== Records supplied ==
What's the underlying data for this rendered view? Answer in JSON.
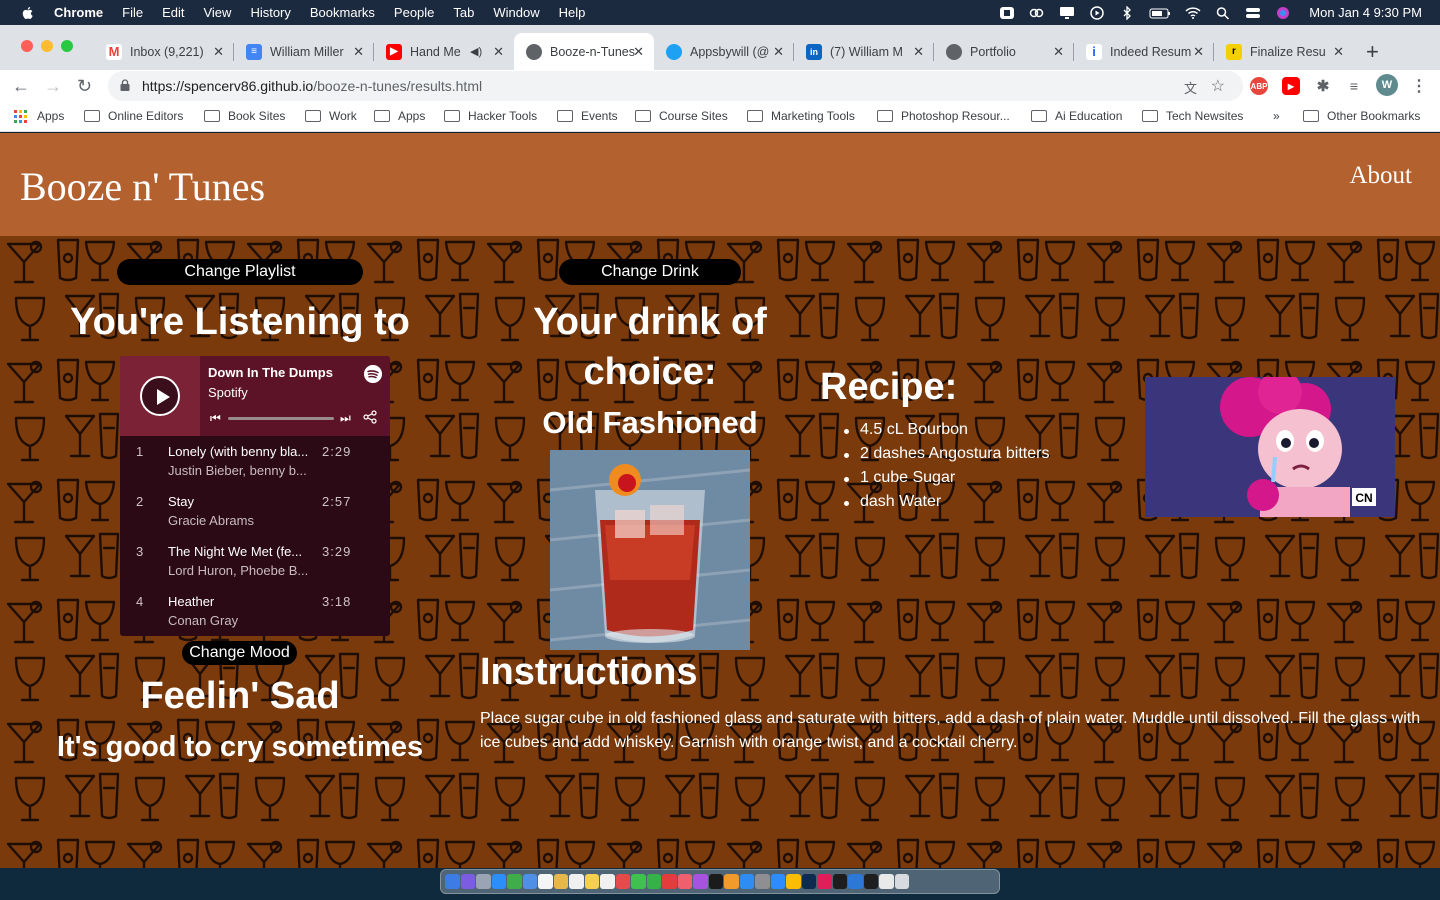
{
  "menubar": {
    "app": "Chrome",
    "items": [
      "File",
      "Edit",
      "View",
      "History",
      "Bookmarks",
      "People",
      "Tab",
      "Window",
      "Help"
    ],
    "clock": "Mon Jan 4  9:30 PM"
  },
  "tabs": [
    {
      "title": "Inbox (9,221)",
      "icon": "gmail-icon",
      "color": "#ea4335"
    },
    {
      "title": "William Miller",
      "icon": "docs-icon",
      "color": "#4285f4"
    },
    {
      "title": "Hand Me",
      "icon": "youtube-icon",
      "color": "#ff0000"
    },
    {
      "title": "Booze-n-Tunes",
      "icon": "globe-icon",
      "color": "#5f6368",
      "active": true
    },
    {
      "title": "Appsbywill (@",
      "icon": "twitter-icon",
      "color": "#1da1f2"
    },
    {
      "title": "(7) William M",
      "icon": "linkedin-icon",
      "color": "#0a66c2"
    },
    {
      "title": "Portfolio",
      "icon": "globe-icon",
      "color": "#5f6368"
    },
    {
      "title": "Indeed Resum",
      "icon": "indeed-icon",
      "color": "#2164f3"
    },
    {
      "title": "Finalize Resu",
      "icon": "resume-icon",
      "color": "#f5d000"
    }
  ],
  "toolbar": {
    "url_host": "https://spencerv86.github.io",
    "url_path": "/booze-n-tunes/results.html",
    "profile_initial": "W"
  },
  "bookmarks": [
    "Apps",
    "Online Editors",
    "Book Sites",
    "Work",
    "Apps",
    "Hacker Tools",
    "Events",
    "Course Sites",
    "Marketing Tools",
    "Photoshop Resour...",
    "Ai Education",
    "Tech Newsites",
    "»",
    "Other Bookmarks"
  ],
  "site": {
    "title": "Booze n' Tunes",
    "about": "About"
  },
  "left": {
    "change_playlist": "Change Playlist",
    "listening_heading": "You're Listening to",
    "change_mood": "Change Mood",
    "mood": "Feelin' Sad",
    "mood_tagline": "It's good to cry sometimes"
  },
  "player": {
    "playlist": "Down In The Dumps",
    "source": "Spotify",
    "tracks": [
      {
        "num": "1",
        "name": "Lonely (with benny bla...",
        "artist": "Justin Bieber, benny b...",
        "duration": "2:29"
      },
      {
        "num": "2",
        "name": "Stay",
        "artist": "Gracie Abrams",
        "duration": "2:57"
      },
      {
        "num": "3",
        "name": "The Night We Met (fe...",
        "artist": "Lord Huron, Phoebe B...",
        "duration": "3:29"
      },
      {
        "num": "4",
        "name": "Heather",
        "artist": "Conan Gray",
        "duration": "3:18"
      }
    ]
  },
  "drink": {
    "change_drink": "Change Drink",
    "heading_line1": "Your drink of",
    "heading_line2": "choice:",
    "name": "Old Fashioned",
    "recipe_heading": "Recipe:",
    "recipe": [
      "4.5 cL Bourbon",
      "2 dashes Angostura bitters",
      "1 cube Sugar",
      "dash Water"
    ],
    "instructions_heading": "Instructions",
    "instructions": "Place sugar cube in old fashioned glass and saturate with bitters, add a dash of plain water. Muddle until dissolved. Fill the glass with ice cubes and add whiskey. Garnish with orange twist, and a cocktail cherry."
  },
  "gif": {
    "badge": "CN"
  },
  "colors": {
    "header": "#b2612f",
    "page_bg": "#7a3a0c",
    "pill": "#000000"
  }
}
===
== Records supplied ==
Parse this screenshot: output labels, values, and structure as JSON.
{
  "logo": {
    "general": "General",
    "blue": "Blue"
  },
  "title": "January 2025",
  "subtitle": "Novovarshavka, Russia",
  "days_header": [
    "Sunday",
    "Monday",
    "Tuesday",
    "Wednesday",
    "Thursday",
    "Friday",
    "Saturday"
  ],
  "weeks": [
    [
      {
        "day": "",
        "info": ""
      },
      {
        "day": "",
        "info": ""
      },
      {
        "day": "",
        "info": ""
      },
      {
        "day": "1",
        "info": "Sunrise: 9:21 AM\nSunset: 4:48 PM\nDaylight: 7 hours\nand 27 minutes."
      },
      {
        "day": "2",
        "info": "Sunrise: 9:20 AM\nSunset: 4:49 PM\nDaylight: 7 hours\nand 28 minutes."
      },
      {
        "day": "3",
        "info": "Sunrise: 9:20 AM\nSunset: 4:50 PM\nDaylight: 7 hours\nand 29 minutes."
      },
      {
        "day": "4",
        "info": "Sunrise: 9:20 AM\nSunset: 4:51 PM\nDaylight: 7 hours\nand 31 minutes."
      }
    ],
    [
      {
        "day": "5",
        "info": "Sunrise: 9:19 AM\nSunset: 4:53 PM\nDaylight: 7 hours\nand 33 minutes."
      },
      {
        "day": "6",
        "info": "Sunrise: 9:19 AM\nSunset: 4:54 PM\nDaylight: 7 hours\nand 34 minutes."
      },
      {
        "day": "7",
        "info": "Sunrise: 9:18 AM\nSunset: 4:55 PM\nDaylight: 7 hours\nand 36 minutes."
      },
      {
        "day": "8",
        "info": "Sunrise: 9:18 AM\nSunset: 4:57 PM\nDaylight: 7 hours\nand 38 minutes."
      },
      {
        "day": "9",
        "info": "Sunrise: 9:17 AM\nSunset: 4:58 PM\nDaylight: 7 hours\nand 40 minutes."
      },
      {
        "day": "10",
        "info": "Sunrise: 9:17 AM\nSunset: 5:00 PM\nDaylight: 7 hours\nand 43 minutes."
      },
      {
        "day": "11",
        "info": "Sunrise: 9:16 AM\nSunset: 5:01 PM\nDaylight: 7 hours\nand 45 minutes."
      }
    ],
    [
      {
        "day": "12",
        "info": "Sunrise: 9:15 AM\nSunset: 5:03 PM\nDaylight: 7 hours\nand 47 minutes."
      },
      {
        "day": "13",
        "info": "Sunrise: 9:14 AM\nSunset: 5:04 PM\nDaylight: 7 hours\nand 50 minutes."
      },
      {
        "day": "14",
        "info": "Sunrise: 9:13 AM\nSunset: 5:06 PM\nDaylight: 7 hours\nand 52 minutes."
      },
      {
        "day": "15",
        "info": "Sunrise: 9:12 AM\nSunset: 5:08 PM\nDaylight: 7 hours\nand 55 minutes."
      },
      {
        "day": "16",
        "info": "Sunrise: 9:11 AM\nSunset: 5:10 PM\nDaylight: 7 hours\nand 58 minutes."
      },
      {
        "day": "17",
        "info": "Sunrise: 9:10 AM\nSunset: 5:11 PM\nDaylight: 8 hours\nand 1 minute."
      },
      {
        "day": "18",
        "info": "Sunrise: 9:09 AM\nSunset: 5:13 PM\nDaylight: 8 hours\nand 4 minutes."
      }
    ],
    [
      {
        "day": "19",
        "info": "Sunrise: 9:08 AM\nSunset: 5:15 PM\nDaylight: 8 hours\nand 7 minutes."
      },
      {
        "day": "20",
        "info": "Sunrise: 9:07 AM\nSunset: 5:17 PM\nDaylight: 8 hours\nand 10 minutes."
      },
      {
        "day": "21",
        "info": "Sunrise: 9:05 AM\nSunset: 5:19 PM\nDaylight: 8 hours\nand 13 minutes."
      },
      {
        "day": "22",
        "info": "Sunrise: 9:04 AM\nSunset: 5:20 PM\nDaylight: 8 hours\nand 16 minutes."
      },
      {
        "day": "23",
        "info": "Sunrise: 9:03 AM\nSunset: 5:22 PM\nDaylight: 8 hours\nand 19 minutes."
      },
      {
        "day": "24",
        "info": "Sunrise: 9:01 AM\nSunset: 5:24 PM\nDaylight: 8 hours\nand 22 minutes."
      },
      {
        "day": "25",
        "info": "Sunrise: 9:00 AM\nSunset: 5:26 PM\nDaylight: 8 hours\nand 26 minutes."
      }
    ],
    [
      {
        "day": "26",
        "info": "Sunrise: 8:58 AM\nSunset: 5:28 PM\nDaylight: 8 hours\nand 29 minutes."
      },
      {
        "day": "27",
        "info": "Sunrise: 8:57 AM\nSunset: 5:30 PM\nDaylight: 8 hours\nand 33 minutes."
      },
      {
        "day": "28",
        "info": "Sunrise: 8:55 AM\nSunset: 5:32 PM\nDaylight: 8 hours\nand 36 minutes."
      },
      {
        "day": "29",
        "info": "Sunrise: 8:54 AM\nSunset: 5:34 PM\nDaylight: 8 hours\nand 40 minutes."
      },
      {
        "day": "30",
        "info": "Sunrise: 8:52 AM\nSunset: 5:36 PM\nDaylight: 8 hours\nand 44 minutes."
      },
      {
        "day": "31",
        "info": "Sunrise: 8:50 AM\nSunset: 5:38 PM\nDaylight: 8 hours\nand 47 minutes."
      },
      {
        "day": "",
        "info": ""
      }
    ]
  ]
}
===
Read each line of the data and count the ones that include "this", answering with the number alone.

2